This section is from the book "The Constitutional Law Of The United States", by Westel Woodbury Willoughby. Also available from Amazon: Constitutional Law.
In pursuance of the foregoing principles the Supreme Court of the United States has, from the very beginning, declared that the powers thus impliedly granted the General Government as necessary and proper for the exercise of the powers expressly given, are to be liberally construed. The words "necessary and proper," it was early held, were not to be interpreted as endowing the General Government simply with those powers indispensably necessary for the exercise of its express powers, but as equipping it with any and every authority the exercise of which may in any way assist the Federal Government in effecting any of the purposes the attainment of which is within its constitutional sphere. Thus in the case of the United States v. Fisher,6 decided in 1804, Marshall declared: "It would be incorrect and would produce endless difficulties if the opinion should be maintained that no law was authorized which was not indispensably necessary to give effect to a specified power. Where various systems might be adopted for that purpose, it might be said with respect to each that it was not necessary because the end might be obtained by other means.
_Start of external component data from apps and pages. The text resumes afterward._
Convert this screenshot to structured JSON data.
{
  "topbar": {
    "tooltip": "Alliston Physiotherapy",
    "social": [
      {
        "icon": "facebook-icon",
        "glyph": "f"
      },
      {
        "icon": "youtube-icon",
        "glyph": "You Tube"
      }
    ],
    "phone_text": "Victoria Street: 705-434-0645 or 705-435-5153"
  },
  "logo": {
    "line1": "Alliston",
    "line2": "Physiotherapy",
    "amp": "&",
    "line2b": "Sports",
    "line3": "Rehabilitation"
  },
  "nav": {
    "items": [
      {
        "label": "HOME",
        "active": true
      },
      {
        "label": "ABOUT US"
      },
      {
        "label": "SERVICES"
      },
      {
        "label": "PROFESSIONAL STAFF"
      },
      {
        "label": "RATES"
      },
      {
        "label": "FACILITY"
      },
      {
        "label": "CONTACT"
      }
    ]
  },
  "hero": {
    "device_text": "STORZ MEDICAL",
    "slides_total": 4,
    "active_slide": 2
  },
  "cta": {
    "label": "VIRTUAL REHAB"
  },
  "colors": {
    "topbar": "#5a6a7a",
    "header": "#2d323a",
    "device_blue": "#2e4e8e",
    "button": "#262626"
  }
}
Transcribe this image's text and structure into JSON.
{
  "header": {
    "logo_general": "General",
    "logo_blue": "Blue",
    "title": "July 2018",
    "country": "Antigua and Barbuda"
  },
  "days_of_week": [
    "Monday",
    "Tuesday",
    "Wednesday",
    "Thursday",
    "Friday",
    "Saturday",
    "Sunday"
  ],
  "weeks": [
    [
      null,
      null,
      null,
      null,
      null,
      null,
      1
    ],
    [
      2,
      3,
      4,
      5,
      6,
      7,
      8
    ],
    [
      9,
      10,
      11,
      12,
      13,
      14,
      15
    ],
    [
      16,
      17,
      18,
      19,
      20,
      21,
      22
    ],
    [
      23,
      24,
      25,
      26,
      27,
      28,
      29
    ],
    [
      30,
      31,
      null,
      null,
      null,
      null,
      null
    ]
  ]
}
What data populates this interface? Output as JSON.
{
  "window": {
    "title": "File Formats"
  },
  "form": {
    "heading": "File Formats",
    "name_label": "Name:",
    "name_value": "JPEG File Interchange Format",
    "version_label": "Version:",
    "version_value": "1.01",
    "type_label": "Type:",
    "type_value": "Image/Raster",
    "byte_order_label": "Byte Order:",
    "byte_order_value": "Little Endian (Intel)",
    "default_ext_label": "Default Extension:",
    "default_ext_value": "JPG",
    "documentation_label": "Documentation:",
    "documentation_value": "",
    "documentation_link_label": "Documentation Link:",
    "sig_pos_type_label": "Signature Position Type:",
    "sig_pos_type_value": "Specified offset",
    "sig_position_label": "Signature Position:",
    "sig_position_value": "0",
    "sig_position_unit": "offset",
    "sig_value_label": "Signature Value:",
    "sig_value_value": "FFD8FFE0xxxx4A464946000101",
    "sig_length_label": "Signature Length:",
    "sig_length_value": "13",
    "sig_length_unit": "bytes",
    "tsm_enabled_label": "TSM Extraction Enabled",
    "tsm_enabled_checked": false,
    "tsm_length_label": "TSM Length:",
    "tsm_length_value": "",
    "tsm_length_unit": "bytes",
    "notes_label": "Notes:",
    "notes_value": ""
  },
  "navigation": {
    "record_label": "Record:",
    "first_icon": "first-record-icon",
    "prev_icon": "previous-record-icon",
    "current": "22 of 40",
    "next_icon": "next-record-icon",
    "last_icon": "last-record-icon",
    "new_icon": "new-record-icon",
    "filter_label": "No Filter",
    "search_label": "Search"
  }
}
Congress might possess the choice of means which are in fact conducive to the exercise of a power granted by the Constitution."
6 2 Cr. 358: 2 L. ed. 304.